So, what’s so special about the technology in Back To The Future that we don’t have now? Hoverboards, obviously, but a lot of people have been doing their part to make sure we have something like a hoverboard on this important day. Last week, the record for the longest hoverboard flight was broken by a Canadian company making large multirotor platforms. While it’s called a hoverboard, it’s really not in the spirit of the device that would recreate the skateboard chase scene in front of Hill Valley’s courthouse. For that, you’ll need something that doesn’t use propellers, at least.
There’s a better way to construct a hoverboard than by strapping a few blenders to your feet. Last summer, Lexus built one with superconducting materials and magnets. Yes, it’s effectively the same demonstration you’ve always seen with superconducting materials, only this time it’s dressed up with pro skaters. There are tens of thousands of dollars worth of magnets in the Lexus hoverboard, making this entirely impractical for anyone who wants to build their own.
There is another option if you want a hoverboard. This day, last year, Hendo Hoverboards launched a Kickstarter with the best media blitz we’ve ever seen. They built a hoverboard that is basically a quadcopter, but instead of propellers, they use magnets. These magnets produce eddy currents in the metallic, non-ferrous ‘hover surface’. The grand prize for this Kickstarter? Today, October 21, 2015, you’ll be invited to a VIP event where you will not only get to ride a hoverboard, you’ll get one to take home. Price: $10,000.
This company isn’t in the market of building hoverboards; they have a much, much more grandiose idea: the founder wants to use hoverboards as a stepping stone to an active earthquake mitigation strategy for buildings. Yes, buildings can hover inches above their foundation, just in case an earthquake strikes. You say the power might go out during an earthquake, causing the building to fall inches to the ground? I never said it was a good idea.
Lucky for us, the Hendo hoverboard did prove to be a proof of concept that a ‘spinning magnet’ hoverboard is capable of supporting the weight of a rider. We know a few people have been working on this technology before the Hendo hoverboard was announced, and replicating the Hendo hoverboard build shouldn’t cost more than about $1000 USD. We’re eventually going to have to do this, and we’re going to replicate the Pitbull hoverboard, bojo, because we want powah.
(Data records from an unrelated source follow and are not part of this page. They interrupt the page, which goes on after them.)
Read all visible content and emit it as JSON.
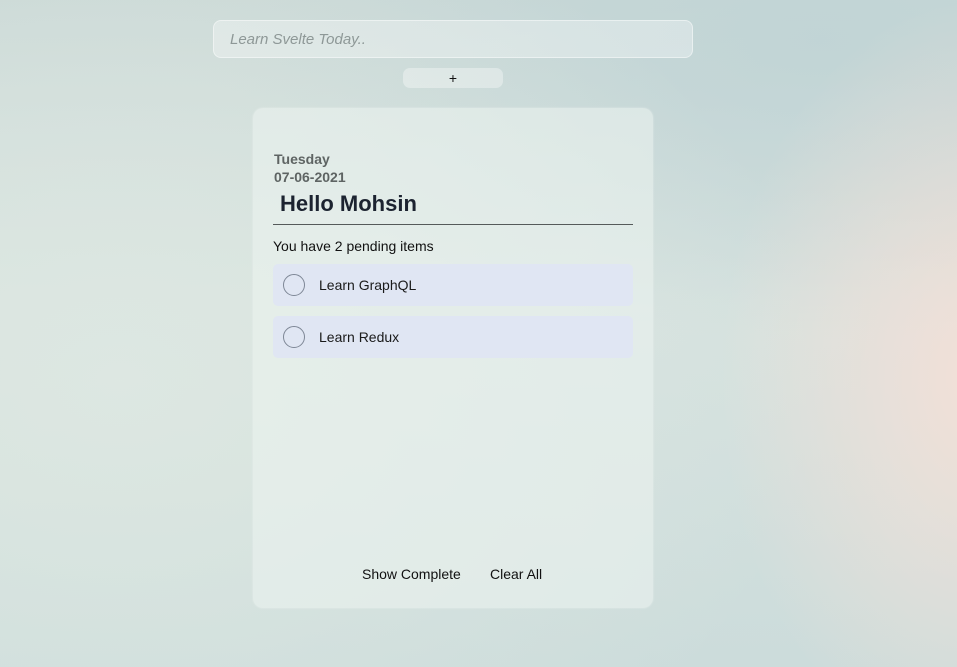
{
  "input": {
    "placeholder": "Learn Svelte Today..",
    "value": ""
  },
  "add_button": {
    "label": "+"
  },
  "card": {
    "day": "Tuesday",
    "date": "07-06-2021",
    "greeting": "Hello Mohsin",
    "pending_text": "You have 2 pending items",
    "todos": [
      {
        "label": "Learn GraphQL",
        "completed": false
      },
      {
        "label": "Learn Redux",
        "completed": false
      }
    ],
    "footer": {
      "show_complete_label": "Show Complete",
      "clear_all_label": "Clear All"
    }
  },
  "colors": {
    "todo_item_bg": "#e0e6f3",
    "heading_text": "#1c2330",
    "muted_text": "#5e6463"
  },
  "icons": {
    "todo_check": "circle-checkbox-icon"
  }
}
So, what else of Back to the Future Part II hasn’t become a reality? News drones. People don’t read newspapers anymore. Self-driving cars are more realistic than hovercar conversions. Pepsi Perfect exists, but only at a Comic Con. Nike Air Mags exist, but not with power laces. The world of Hill Valley still has fax machines, and I really want to rehydrate a pizza.
It’s alright, most of the technology of Back to the Future was just a joke; ‘Queen Diana’ would have never happened, and what exactly was the point of Gray’s Sports Almanac if you can look everything up on the Internet?
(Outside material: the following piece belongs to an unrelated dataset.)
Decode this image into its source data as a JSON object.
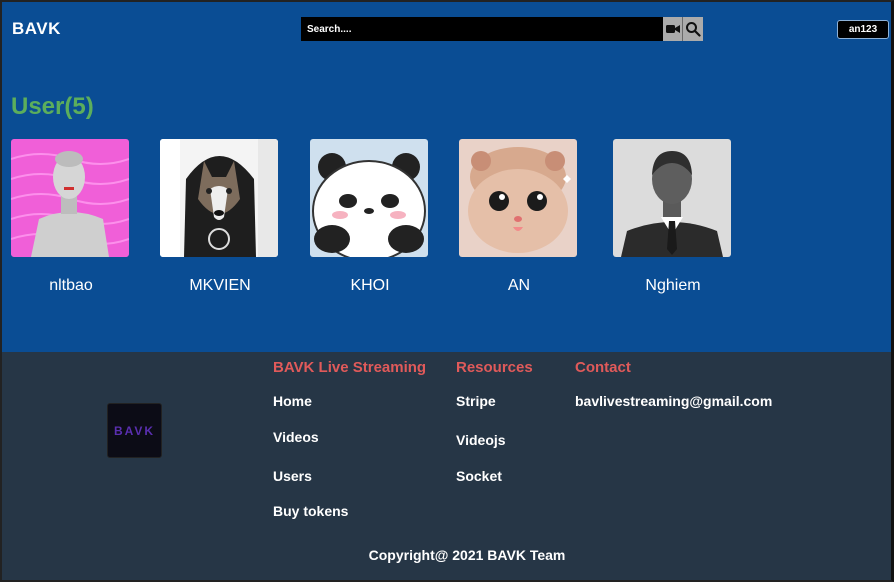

There was one possibly accurate prediction in Back to the Future: The Chicago Cubs may win the 2015 World Series. Let me repeat that, for effect. The most accurate prediction of the future given to us in Back to the Future was that the Chicago Cubs win the World Series. That’s how inaccurate Back To The Future was.
According to him, it’s been about 600 hours in the making – and they only started building it in July. This past week was its big unveiling, and it has had an overwhelmingly positive response so far!
They started with one of the club’s golf carts and modified it heavily, relying on the automotive expertise of [David Keykants] and [John Perrin] to turn it into the aw-worthy time machine it is today. It has a 7” tablet built right into the dash to play music and use the Fluxy88 Time Circuits app. A big array of arcade buttons hooked up to an Adafruit Audio FX board play various sound bites from the movie, including the theme music!
All the accessories are powered off of a separate 12V system from the main 48V drive line. Oh and the Flux Capacitor? It’s controlled by a Trinket Pro. Check it out after the break. We love the detail that went into this!